Example: 3-bit code can represent up to 8 different elements”
1-4 Binary Codes A n-bit binary code is a n-bit word which can represent up to 2n different elements. Example: 3-bit code can represent up to 8 different elements” All quantities in a PC needs to be expressed as a binary number: e.g. the digits 0, 1, …9; characters, control characters, etc. This can be done using a “Code

Binary Codes Example: A binary code for the seven colors of the rainbow Code 100 is not used Given n binary digits (called bits), a binary code is a mapping from a set of represented elements to a subset of the 2n binary numbers or elements. Color Binary Number 000 001 010 011 101 110 111 Red Orange Yellow Green Blue Indigo Violet

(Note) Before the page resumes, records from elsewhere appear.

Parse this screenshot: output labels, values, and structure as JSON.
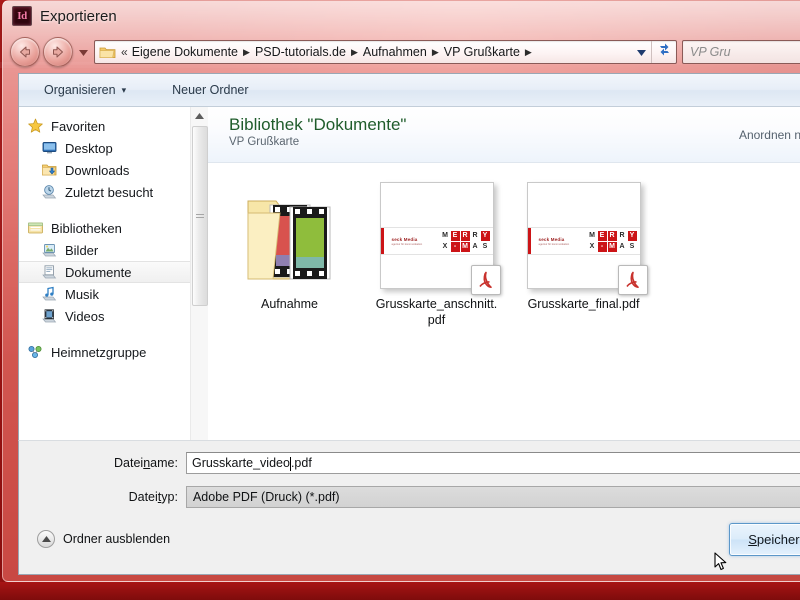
{
  "window": {
    "title": "Exportieren",
    "app_icon": "indesign-id-icon",
    "id_glyph": "Id"
  },
  "navigation": {
    "back_icon": "back-arrow-icon",
    "forward_icon": "forward-arrow-icon",
    "dropdown_icon": "chevron-down-icon",
    "refresh_icon": "refresh-icon",
    "folder_icon": "folder-icon"
  },
  "address_bar": {
    "overflow_marker": "«",
    "crumbs": [
      "Eigene Dokumente",
      "PSD-tutorials.de",
      "Aufnahmen",
      "VP Grußkarte"
    ],
    "separator": "▶"
  },
  "search": {
    "placeholder": "VP Gru",
    "icon": "search-icon"
  },
  "command_bar": {
    "organize_label": "Organisieren",
    "organize_caret": "▾",
    "new_folder_label": "Neuer Ordner"
  },
  "sidebar": {
    "groups": [
      {
        "header": {
          "label": "Favoriten",
          "icon": "star-icon"
        },
        "items": [
          {
            "label": "Desktop",
            "icon": "desktop-icon",
            "selected": false
          },
          {
            "label": "Downloads",
            "icon": "downloads-folder-icon",
            "selected": false
          },
          {
            "label": "Zuletzt besucht",
            "icon": "recent-places-icon",
            "selected": false
          }
        ]
      },
      {
        "header": {
          "label": "Bibliotheken",
          "icon": "libraries-icon"
        },
        "items": [
          {
            "label": "Bilder",
            "icon": "pictures-library-icon",
            "selected": false
          },
          {
            "label": "Dokumente",
            "icon": "documents-library-icon",
            "selected": true
          },
          {
            "label": "Musik",
            "icon": "music-library-icon",
            "selected": false
          },
          {
            "label": "Videos",
            "icon": "videos-library-icon",
            "selected": false
          }
        ]
      },
      {
        "header": {
          "label": "Heimnetzgruppe",
          "icon": "homegroup-icon"
        },
        "items": []
      }
    ],
    "scrollbar": {
      "up_arrow": "scroll-up-arrow",
      "down_arrow": "scroll-down-arrow"
    }
  },
  "content_header": {
    "title": "Bibliothek \"Dokumente\"",
    "subtitle": "VP Grußkarte",
    "arrange_label": "Anordnen n"
  },
  "files": [
    {
      "name": "Aufnahme",
      "type": "folder",
      "icon": "video-folder-icon"
    },
    {
      "name": "Grusskarte_anschnitt.pdf",
      "type": "pdf",
      "icon": "pdf-document-icon",
      "thumbnail": {
        "logo_line1": "seck Media",
        "logo_line2": "agentur für kommunikation",
        "letters_row1": [
          {
            "ch": "M",
            "style": "white"
          },
          {
            "ch": "E",
            "style": "red"
          },
          {
            "ch": "R",
            "style": "red"
          },
          {
            "ch": "R",
            "style": "white"
          },
          {
            "ch": "Y",
            "style": "red"
          }
        ],
        "letters_row2": [
          {
            "ch": "X",
            "style": "white"
          },
          {
            "ch": "-",
            "style": "red"
          },
          {
            "ch": "M",
            "style": "red"
          },
          {
            "ch": "A",
            "style": "white"
          },
          {
            "ch": "S",
            "style": "white"
          }
        ]
      }
    },
    {
      "name": "Grusskarte_final.pdf",
      "type": "pdf",
      "icon": "pdf-document-icon",
      "thumbnail": {
        "logo_line1": "seck Media",
        "logo_line2": "agentur für kommunikation",
        "letters_row1": [
          {
            "ch": "M",
            "style": "white"
          },
          {
            "ch": "E",
            "style": "red"
          },
          {
            "ch": "R",
            "style": "red"
          },
          {
            "ch": "R",
            "style": "white"
          },
          {
            "ch": "Y",
            "style": "red"
          }
        ],
        "letters_row2": [
          {
            "ch": "X",
            "style": "white"
          },
          {
            "ch": "-",
            "style": "red"
          },
          {
            "ch": "M",
            "style": "red"
          },
          {
            "ch": "A",
            "style": "white"
          },
          {
            "ch": "S",
            "style": "white"
          }
        ]
      }
    }
  ],
  "form": {
    "filename_label_pre": "Datei",
    "filename_label_accel": "n",
    "filename_label_post": "ame:",
    "filename_value_before_caret": "Grusskarte_video",
    "filename_value_after_caret": ".pdf",
    "filetype_label_pre": "Datei",
    "filetype_label_accel": "t",
    "filetype_label_post": "yp:",
    "filetype_value": "Adobe PDF (Druck) (*.pdf)",
    "hide_folders_label": "Ordner ausblenden",
    "hide_folders_icon": "chevron-up-circle-icon",
    "save_button_pre": "",
    "save_button_accel": "S",
    "save_button_post": "peichern"
  },
  "colors": {
    "app_red": "#b81b1b",
    "accent_pdf_red": "#cc1417",
    "library_title_green": "#1f5c2b",
    "selection_blue": "#5b97c9",
    "id_pink": "#f27ca8"
  },
  "cursor": {
    "icon": "mouse-pointer-icon"
  }
}
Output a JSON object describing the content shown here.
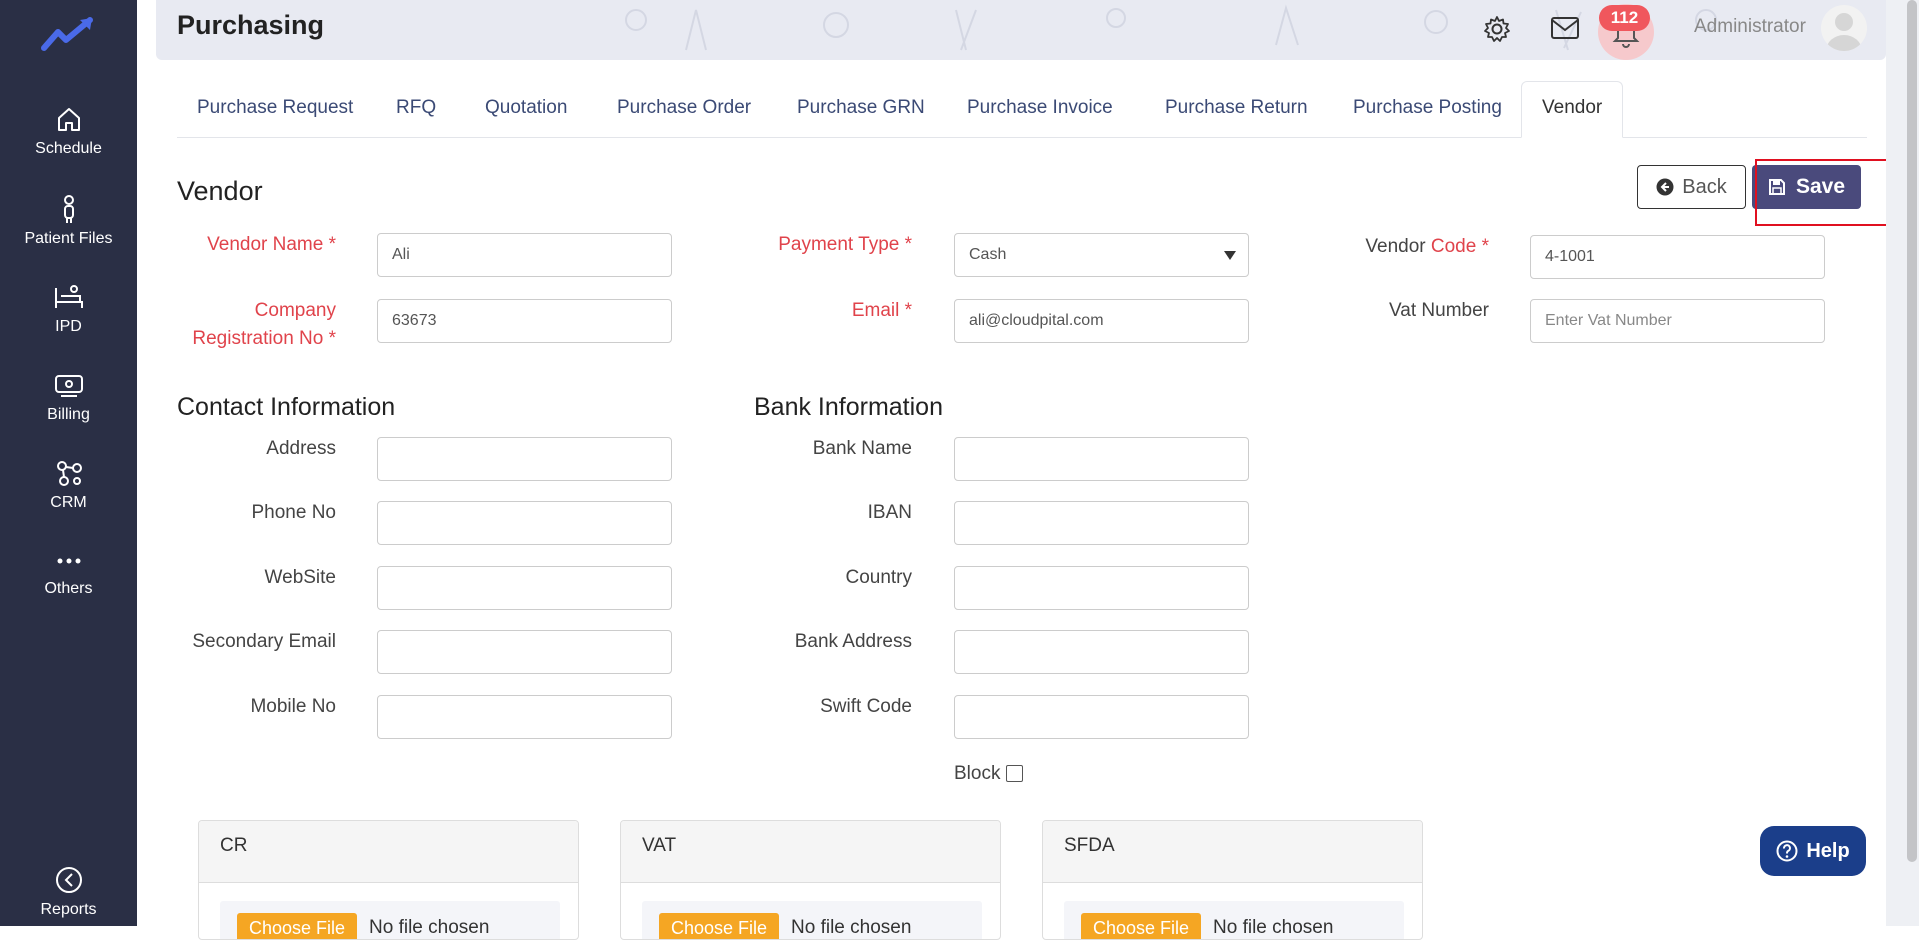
{
  "sidebar": {
    "items": [
      {
        "label": "Schedule",
        "icon": "home-icon"
      },
      {
        "label": "Patient Files",
        "icon": "patient-icon"
      },
      {
        "label": "IPD",
        "icon": "bed-icon"
      },
      {
        "label": "Billing",
        "icon": "billing-icon"
      },
      {
        "label": "CRM",
        "icon": "crm-icon"
      },
      {
        "label": "Others",
        "icon": "more-icon"
      }
    ],
    "bottom": {
      "label": "Reports",
      "icon": "reports-icon"
    }
  },
  "header": {
    "title": "Purchasing",
    "notification_count": "112",
    "user_name": "Administrator"
  },
  "tabs": [
    {
      "label": "Purchase Request"
    },
    {
      "label": "RFQ"
    },
    {
      "label": "Quotation"
    },
    {
      "label": "Purchase Order"
    },
    {
      "label": "Purchase GRN"
    },
    {
      "label": "Purchase Invoice"
    },
    {
      "label": "Purchase Return"
    },
    {
      "label": "Purchase Posting"
    },
    {
      "label": "Vendor"
    }
  ],
  "form": {
    "title": "Vendor",
    "back_label": "Back",
    "save_label": "Save",
    "vendor_name": {
      "label": "Vendor Name *",
      "value": "Ali"
    },
    "company_reg": {
      "label_line1": "Company",
      "label_line2": "Registration No *",
      "value": "63673"
    },
    "payment_type": {
      "label": "Payment Type *",
      "value": "Cash"
    },
    "email": {
      "label": "Email *",
      "value": "ali@cloudpital.com"
    },
    "vendor_code": {
      "label_plain": "Vendor ",
      "label_red": "Code *",
      "value": "4-1001"
    },
    "vat_number": {
      "label": "Vat Number",
      "placeholder": "Enter Vat Number"
    }
  },
  "contact": {
    "title": "Contact Information",
    "fields": [
      {
        "label": "Address",
        "value": ""
      },
      {
        "label": "Phone No",
        "value": ""
      },
      {
        "label": "WebSite",
        "value": ""
      },
      {
        "label": "Secondary Email",
        "value": ""
      },
      {
        "label": "Mobile No",
        "value": ""
      }
    ]
  },
  "bank": {
    "title": "Bank Information",
    "fields": [
      {
        "label": "Bank Name",
        "value": ""
      },
      {
        "label": "IBAN",
        "value": ""
      },
      {
        "label": "Country",
        "value": ""
      },
      {
        "label": "Bank Address",
        "value": ""
      },
      {
        "label": "Swift Code",
        "value": ""
      }
    ],
    "block_label": "Block"
  },
  "documents": [
    {
      "title": "CR",
      "button": "Choose File",
      "status": "No file chosen"
    },
    {
      "title": "VAT",
      "button": "Choose File",
      "status": "No file chosen"
    },
    {
      "title": "SFDA",
      "button": "Choose File",
      "status": "No file chosen"
    }
  ],
  "help_label": "Help",
  "colors": {
    "sidebar": "#2a2f45",
    "accent": "#4a4a7c",
    "required": "#e0434b",
    "badge": "#f0575d",
    "help": "#1b3e8a",
    "file_button": "#f5a623"
  }
}
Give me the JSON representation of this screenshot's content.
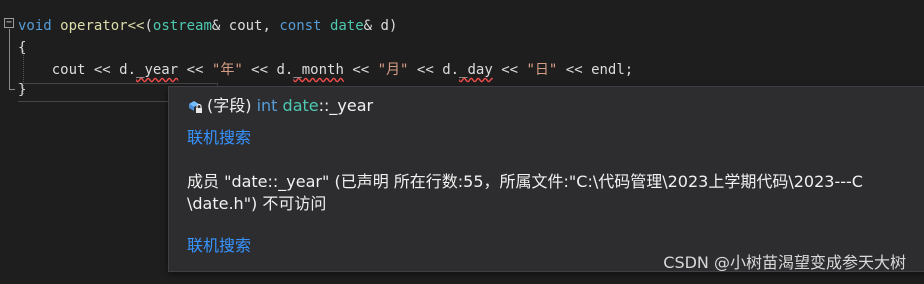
{
  "code": {
    "line1": {
      "kw_void": "void",
      "fn_name": "operator<<",
      "open_paren": "(",
      "type_ostream": "ostream",
      "param1": "& cout, ",
      "kw_const": "const",
      "space": " ",
      "type_date": "date",
      "param2": "& d)"
    },
    "line2": "{",
    "line3": {
      "indent": "    ",
      "t1": "cout << d.",
      "field_year": "_year",
      "t2": " << ",
      "s_year": "\"年\"",
      "t3": " << d.",
      "field_month": "_month",
      "t4": " << ",
      "s_month": "\"月\"",
      "t5": " << d.",
      "field_day": "_day",
      "t6": " << ",
      "s_day": "\"日\"",
      "t7": " << endl;"
    },
    "line4": "}"
  },
  "tooltip": {
    "kind": "(字段)",
    "type_kw": "int",
    "scope_type": "date",
    "member": "::_year",
    "search_link_1": "联机搜索",
    "description_line1": "成员 \"date::_year\" (已声明 所在行数:55，所属文件:\"C:\\代码管理\\2023上学期代码\\2023---C",
    "description_line2": "\\date.h\") 不可访问",
    "search_link_2": "联机搜索",
    "icon": "field-lock-icon"
  },
  "watermark": "CSDN @小树苗渴望变成参天大树",
  "colors": {
    "background": "#1e1e1e",
    "keyword": "#569cd6",
    "function": "#dcdcaa",
    "type": "#4ec9b0",
    "string": "#d69d85",
    "error_squiggle": "#f14c4c",
    "link": "#3794ff",
    "tooltip_bg": "#2d2d30"
  }
}
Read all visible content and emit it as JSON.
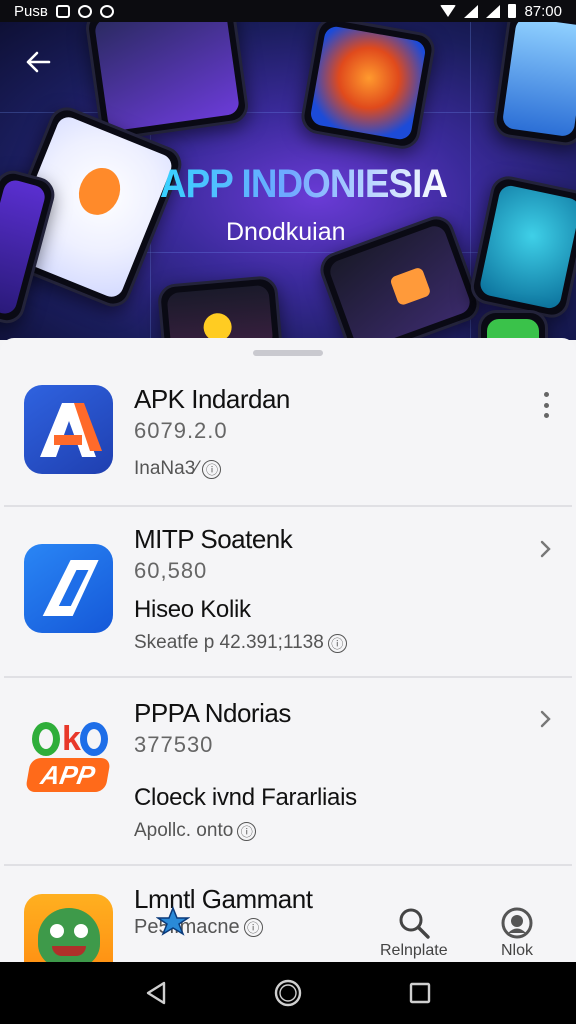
{
  "status_bar": {
    "left_text": "Pusв",
    "time": "87:00"
  },
  "hero": {
    "title": "APP INDONIESIA",
    "subtitle": "Dnodkuian"
  },
  "apps": [
    {
      "title": "APK Indardan",
      "version": "6079.2.0",
      "meta": "InaNa3⁄",
      "action_icon": "more-vert-icon"
    },
    {
      "title": "MITP Soatenk",
      "version": "60,580",
      "subtitle": "Hiseo Kolik",
      "meta": "Skeatfe p 42.391;1138",
      "action_icon": "chevron-right-icon"
    },
    {
      "title": "PPPA Ndorias",
      "version": "377530",
      "subtitle": "Cloeck ivnd Fararliais",
      "meta": "Apollc. onto",
      "icon_text": "APP",
      "action_icon": "chevron-right-icon"
    },
    {
      "title": "Lmntl Gammant",
      "version": "Pe5lfmacne"
    }
  ],
  "info_glyph": "ⓘ",
  "tabs": [
    {
      "label": "Relnplate",
      "icon": "search-icon"
    },
    {
      "label": "Nlok",
      "icon": "profile-icon"
    }
  ],
  "colors": {
    "sheet_bg": "#f5f5f7",
    "hero_accent": "#37d2ff",
    "app1_bg": "#2450c8",
    "app2_bg": "#1e6ee8"
  }
}
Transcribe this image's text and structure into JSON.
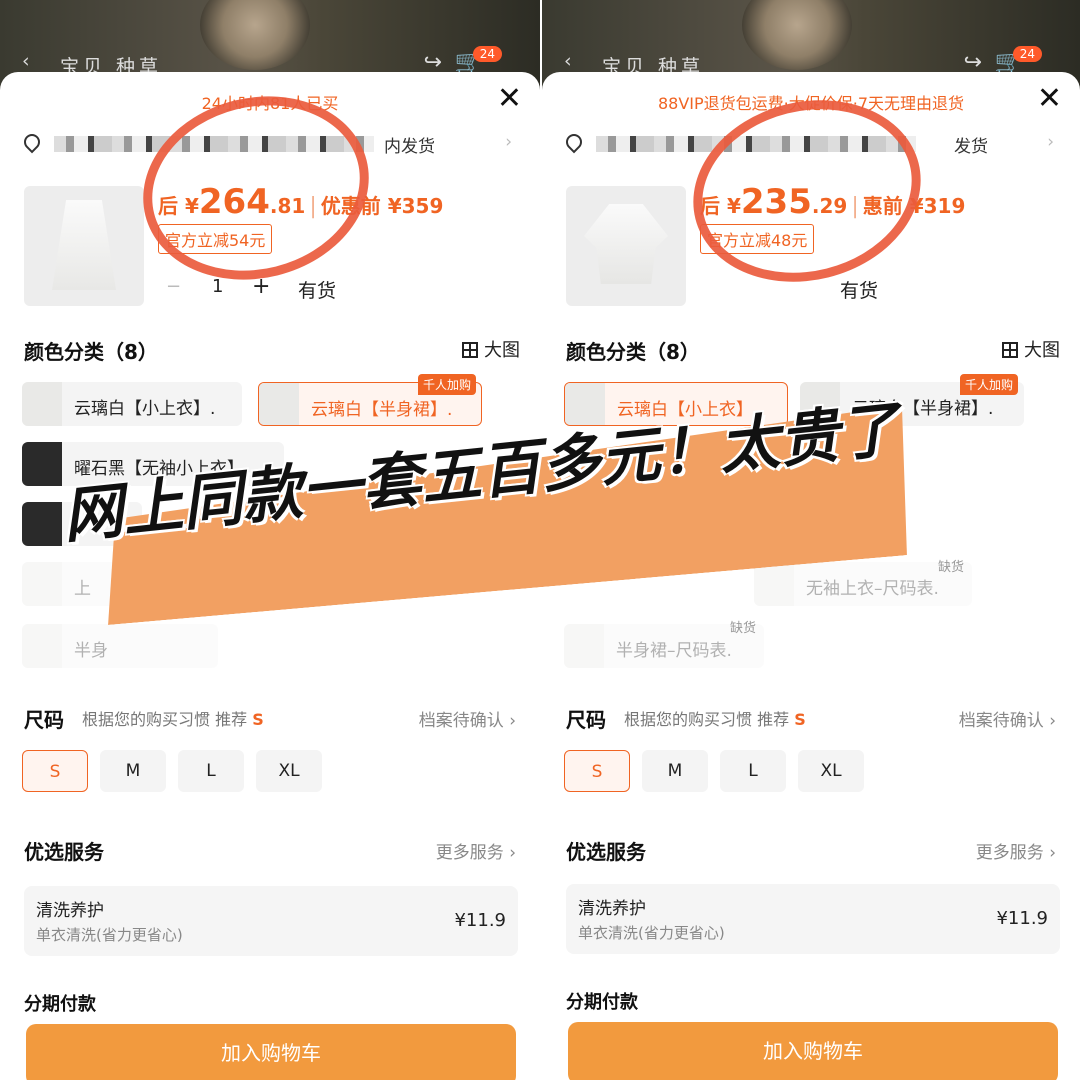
{
  "accent": "#f06423",
  "banner": "网上同款一套五百多元！太贵了",
  "phones": [
    {
      "topbar": {
        "nav": "宝贝 种草",
        "badge": "24"
      },
      "promo": "24小时内81人已买",
      "address_suffix": "内发货",
      "price": {
        "prefix": "后 ¥",
        "int": "264",
        "cents": ".81",
        "before_label": "优惠前 ¥359"
      },
      "discount": "官方立减54元",
      "qty": "1",
      "stock": "有货",
      "color_title": "颜色分类（8）",
      "big_pic": "大图",
      "options": [
        "云璃白【小上衣】.",
        "云璃白【半身裙】.",
        "曜石黑【无袖小上衣】",
        "",
        "上",
        "",
        "半身"
      ],
      "tag_hot": "千人加购",
      "size_title": "尺码",
      "size_hint_pre": "根据您的购买习惯 推荐",
      "size_hint_val": "S",
      "size_link": "档案待确认 ›",
      "sizes": [
        "S",
        "M",
        "L",
        "XL"
      ],
      "service_title": "优选服务",
      "service_link": "更多服务 ›",
      "service": {
        "name": "清洗养护",
        "desc": "单衣清洗(省力更省心)",
        "price": "¥11.9"
      },
      "installment": "分期付款",
      "cart_button": "加入购物车"
    },
    {
      "topbar": {
        "nav": "宝贝 种草",
        "badge": "24"
      },
      "promo": "88VIP退货包运费·大促价保·7天无理由退货",
      "address_suffix": "发货",
      "price": {
        "prefix": "后 ¥",
        "int": "235",
        "cents": ".29",
        "before_label": "惠前 ¥319"
      },
      "discount": "官方立减48元",
      "qty": "",
      "stock": "有货",
      "color_title": "颜色分类（8）",
      "big_pic": "大图",
      "options": [
        "云璃白【小上衣】.",
        "云璃白【半身裙】.",
        "无袖上衣–尺码表.",
        "半身裙–尺码表."
      ],
      "tag_hot": "千人加购",
      "tag_out": "缺货",
      "size_title": "尺码",
      "size_hint_pre": "根据您的购买习惯 推荐",
      "size_hint_val": "S",
      "size_link": "档案待确认 ›",
      "sizes": [
        "S",
        "M",
        "L",
        "XL"
      ],
      "service_title": "优选服务",
      "service_link": "更多服务 ›",
      "service": {
        "name": "清洗养护",
        "desc": "单衣清洗(省力更省心)",
        "price": "¥11.9"
      },
      "installment": "分期付款",
      "cart_button": "加入购物车"
    }
  ]
}
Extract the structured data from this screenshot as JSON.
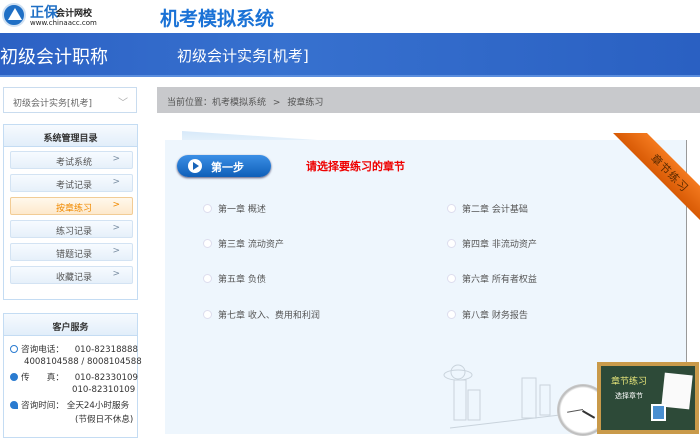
{
  "header": {
    "logo_brand": "正保",
    "logo_sub": "会计网校",
    "logo_url": "www.chinaacc.com",
    "title": "机考模拟系统"
  },
  "banner": {
    "category": "初级会计职称",
    "subject": "初级会计实务[机考]"
  },
  "subject_select": {
    "value": "初级会计实务[机考]"
  },
  "breadcrumb": {
    "prefix": "当前位置：",
    "items": [
      "机考模拟系统",
      "按章练习"
    ],
    "sep": ">"
  },
  "sidebar": {
    "title": "系统管理目录",
    "items": [
      {
        "label": "考试系统"
      },
      {
        "label": "考试记录"
      },
      {
        "label": "按章练习",
        "active": true
      },
      {
        "label": "练习记录"
      },
      {
        "label": "错题记录"
      },
      {
        "label": "收藏记录"
      }
    ]
  },
  "service": {
    "title": "客户服务",
    "phone_label": "咨询电话：",
    "phone1": "010-82318888",
    "phone2": "4008104588 / 8008104588",
    "fax_label": "传　　真：",
    "fax1": "010-82330109",
    "fax2": "010-82310109",
    "time_label": "咨询时间：",
    "time": "全天24小时服务",
    "time_note": "(节假日不休息)"
  },
  "main": {
    "step_label": "第一步",
    "prompt": "请选择要练习的章节",
    "ribbon": "章节练习",
    "chapters": [
      "第一章 概述",
      "第二章 会计基础",
      "第三章 流动资产",
      "第四章 非流动资产",
      "第五章 负债",
      "第六章 所有者权益",
      "第七章 收入、费用和利润",
      "第八章 财务报告"
    ]
  },
  "board": {
    "title": "章节练习",
    "subtitle": "选择章节"
  },
  "colors": {
    "brand_blue": "#2c61c4",
    "accent_orange": "#f08a00",
    "prompt_red": "#e00000"
  }
}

Binary Coded Decimal (BCD)
The BCD code is the 8,4,2,1 code. This code only encodes the first ten values from 0 to 9. Each decimal digit is coded separately by 4 bits Example: (325)10 = ( )BCD Exercise: (856)10 = ( )BCD (325)10 = BCD If it were a binary conversion (not BCD encoding): (9bits) (856)10 = BCD 856 = ( )2 3 2 5

1-5 ALPHANUMERIC CODES - ASCII Character Codes
American Standard Code for Information Interchange This code is a popular code used to represent information sent as character-based data. It uses 7-bits to represent: 94 Graphic printing characters. 34 Non-printing characters Some non-printing characters are used for text format (e.g. BS = Backspace, CR = carriage return)

ASCII Code: B7B6B5 B4B3B2B1 H=( )

PARITY BIT Error-Detection Codes
Redundancy (e.g. extra information), in the form of extra bits, can be incorporated into binary code words to detect and correct errors. A simple form of redundancy is parity, an extra bit appended onto the code word in the most significant position to make the number of 1’s odd or even. Parity can detect all single-bit errors and some multiple-bit errors. A code word has even parity if the number of 1’s in the code word is even. A code word has odd parity if the number of 1’s in the code word is odd. TX RX 7 Parity bit

ASCII Parity Code Example
TX RX 7 Parity bit At the receiver side: If an even parity is detected, send an ACK control = If error was detected send negative acknowledge NAK = Transmit Ha in ascii: Transmit with even parity: Even Parity Bits: 0, 1, 1, 0, 1, 0, 0, 1 Odd Parity Bits: 1, 0, 0, 1, 0, 1, 1, 0 added parity bit

1-6 GRAY CODE – Decimal Binary Gray 000 001 010 011 100 101 110 111
2 bit changes Only 1 bit changes Answer: As we “counts” up or down in decimal, the code word for the Gray code changes in only one bit position as we go from decimal digit to digit including from 9 to 0.

Download ppt "Digital Computers and Information"

Similar presentations

Ads by Google